*** RECORDS SHOWN
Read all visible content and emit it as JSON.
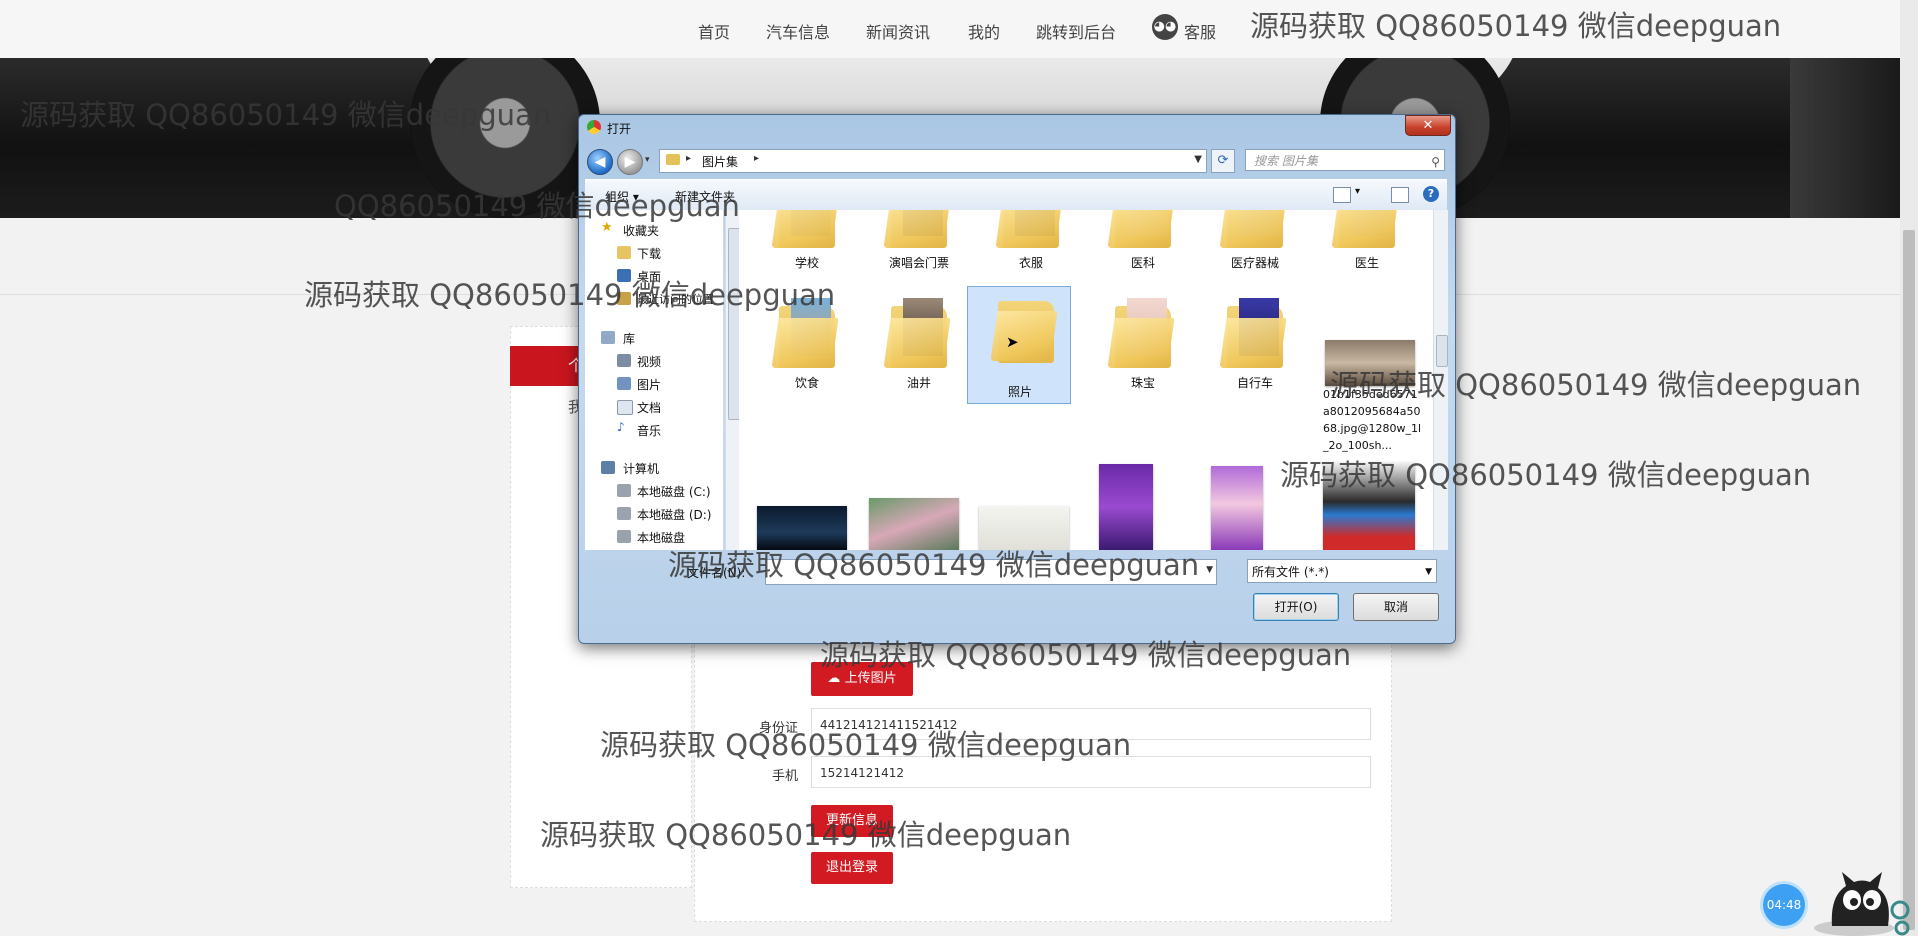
{
  "nav": {
    "items": [
      "首页",
      "汽车信息",
      "新闻资讯",
      "我的",
      "跳转到后台"
    ],
    "service_label": "客服"
  },
  "left_panel": {
    "tab_label": "个",
    "sub_label": "我"
  },
  "form": {
    "upload_label": "上传图片",
    "id_label": "身份证",
    "id_value": "441214121411521412",
    "phone_label": "手机",
    "phone_value": "15214121412",
    "update_label": "更新信息",
    "logout_label": "退出登录"
  },
  "timer": "04:48",
  "dialog": {
    "title": "打开",
    "close_glyph": "✕",
    "address": "图片集",
    "search_placeholder": "搜索 图片集",
    "toolbar": {
      "organize": "组织 ▾",
      "new_folder": "新建文件夹"
    },
    "nav_groups": [
      {
        "label": "收藏夹",
        "icon": "star-icon"
      },
      {
        "label": "下载",
        "icon": "download-folder-icon"
      },
      {
        "label": "桌面",
        "icon": "desktop-icon"
      },
      {
        "label": "最近访问的位置",
        "icon": "recent-places-icon"
      },
      {
        "label": "库",
        "icon": "library-icon"
      },
      {
        "label": "视频",
        "icon": "video-library-icon"
      },
      {
        "label": "图片",
        "icon": "pictures-library-icon"
      },
      {
        "label": "文档",
        "icon": "documents-library-icon"
      },
      {
        "label": "音乐",
        "icon": "music-library-icon"
      },
      {
        "label": "计算机",
        "icon": "computer-icon"
      },
      {
        "label": "本地磁盘 (C:)",
        "icon": "drive-icon"
      },
      {
        "label": "本地磁盘 (D:)",
        "icon": "drive-icon"
      },
      {
        "label": "本地磁盘",
        "icon": "drive-icon"
      }
    ],
    "folders_row1": [
      "学校",
      "演唱会门票",
      "衣服",
      "医科",
      "医疗器械",
      "医生"
    ],
    "folders_row2": [
      "饮食",
      "油井",
      "照片",
      "珠宝",
      "自行车"
    ],
    "image_file_name": "01b1f35ded6571a8012095684a5068.jpg@1280w_1l_2o_100sh...",
    "filename_label": "文件名(N):",
    "filename_value": "",
    "file_type": "所有文件 (*.*)",
    "open_button": "打开(O)",
    "cancel_button": "取消"
  },
  "watermarks": [
    "源码获取 QQ86050149 微信deepguan",
    "源码获取 QQ86050149 微信deepguan",
    "QQ86050149 微信deepguan",
    "源码获取 QQ86050149 微信deepguan",
    "源码获取 QQ86050149 微信deepguan",
    "源码获取 QQ86050149 微信deepguan",
    "源码获取 QQ86050149 微信deepguan",
    "源码获取 QQ86050149 微信deepguan",
    "源码获取 QQ86050149 微信deepguan",
    "源码获取 QQ86050149 微信deepguan"
  ],
  "colors": {
    "accent_red": "#c9151e",
    "selection": "#cfe3fb"
  }
}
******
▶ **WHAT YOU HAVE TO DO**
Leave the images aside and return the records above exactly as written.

▶ **OUTPUT FOR THIS EXERCISE**
Read all visible content and emit it as JSON.
{
  "nav": {
    "items": [
      "首页",
      "汽车信息",
      "新闻资讯",
      "我的",
      "跳转到后台"
    ],
    "service_label": "客服"
  },
  "left_panel": {
    "tab_label": "个",
    "sub_label": "我"
  },
  "form": {
    "upload_label": "上传图片",
    "id_label": "身份证",
    "id_value": "441214121411521412",
    "phone_label": "手机",
    "phone_value": "15214121412",
    "update_label": "更新信息",
    "logout_label": "退出登录"
  },
  "timer": "04:48",
  "dialog": {
    "title": "打开",
    "close_glyph": "✕",
    "address": "图片集",
    "search_placeholder": "搜索 图片集",
    "toolbar": {
      "organize": "组织 ▾",
      "new_folder": "新建文件夹"
    },
    "nav_groups": [
      {
        "label": "收藏夹",
        "icon": "star-icon"
      },
      {
        "label": "下载",
        "icon": "download-folder-icon"
      },
      {
        "label": "桌面",
        "icon": "desktop-icon"
      },
      {
        "label": "最近访问的位置",
        "icon": "recent-places-icon"
      },
      {
        "label": "库",
        "icon": "library-icon"
      },
      {
        "label": "视频",
        "icon": "video-library-icon"
      },
      {
        "label": "图片",
        "icon": "pictures-library-icon"
      },
      {
        "label": "文档",
        "icon": "documents-library-icon"
      },
      {
        "label": "音乐",
        "icon": "music-library-icon"
      },
      {
        "label": "计算机",
        "icon": "computer-icon"
      },
      {
        "label": "本地磁盘 (C:)",
        "icon": "drive-icon"
      },
      {
        "label": "本地磁盘 (D:)",
        "icon": "drive-icon"
      },
      {
        "label": "本地磁盘",
        "icon": "drive-icon"
      }
    ],
    "folders_row1": [
      "学校",
      "演唱会门票",
      "衣服",
      "医科",
      "医疗器械",
      "医生"
    ],
    "folders_row2": [
      "饮食",
      "油井",
      "照片",
      "珠宝",
      "自行车"
    ],
    "image_file_name": "01b1f35ded6571a8012095684a5068.jpg@1280w_1l_2o_100sh...",
    "filename_label": "文件名(N):",
    "filename_value": "",
    "file_type": "所有文件 (*.*)",
    "open_button": "打开(O)",
    "cancel_button": "取消"
  },
  "watermarks": [
    "源码获取 QQ86050149 微信deepguan",
    "源码获取 QQ86050149 微信deepguan",
    "QQ86050149 微信deepguan",
    "源码获取 QQ86050149 微信deepguan",
    "源码获取 QQ86050149 微信deepguan",
    "源码获取 QQ86050149 微信deepguan",
    "源码获取 QQ86050149 微信deepguan",
    "源码获取 QQ86050149 微信deepguan",
    "源码获取 QQ86050149 微信deepguan",
    "源码获取 QQ86050149 微信deepguan"
  ],
  "colors": {
    "accent_red": "#c9151e",
    "selection": "#cfe3fb"
  }
}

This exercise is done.